Greece eyes bailout after debt deal
Greece has cleared a major hurdle in its race to avoid bankruptcy by persuading the vast majority of its private creditors to sign up to the biggest national debt writedown in history, paving the way for a second massive bailout.
Following weeks of intense discussions, the Greek government said today that 83.5% of private investors holding its government bonds were participating in a bond swap. Of the investors holding the 177 billion euro (£148 billion) in bonds governed by Greek law, 85.8% joined.
"We have achieved an exceptional success... and I believe everyone will soon realise that this is the only way to keep the country on its feet and give it a second historic chance that it needs," finance minister Evangelos Venizelos told the Greek parliament.

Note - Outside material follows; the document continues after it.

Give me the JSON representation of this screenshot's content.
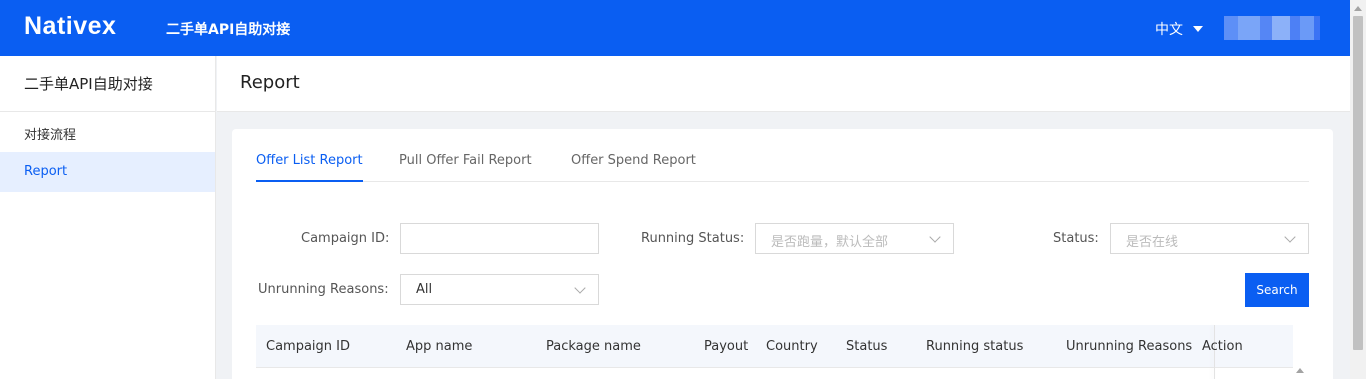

He said he would recommend the activation of legislation known as "collective action clauses" to force bondholders who refused to sign up into the swap. The issue was to be discussed at a Cabinet meeting later.
"A window of opportunity is opening" with the success of the deal to reduce the country's 368 billion euro (£307 billion) debt by 105 billion euro (£87.7 billion), or about 50 percentage points of gross domestic product, he said.
The bond swap is a radical attempt to pull Greece out of its debt spiral and put its shrinking economy back on the path to recovery. The hope is that by slashing debt, the country can gradually return to growth and eventually repay the remaining money it owes.
The investors will exchange their bonds with new ones worth 53.5% less in face value and easier repayment terms for Greece. A total of 206 billion euro (£172 billion) of Greece's debt is in private hands.
The swap will effectively shift the bulk of the remaining debt into public hands - mainly eurozone countries contributing to Greece's bailouts. If the exchange had failed, Greece would have risked defaulting on its debts in two weeks, when it faced a large bond redemption.
A successful bond swap is also a key condition for Greece to receive a 130 billion euro (£108 billion) package of rescue loans from other eurozone countries and the International Monetary Fund.
Eurozone finance ministers said Greece had fulfilled the conditions to get approval for the bailout soon. "There is no doubt that we will be able to decide on the release of the second Greece package next week," German finance minister Wolfgang Schaeuble said. The ministers also released up to 35.5 billion euro (£ billion) in bailout money to fund the debt swap.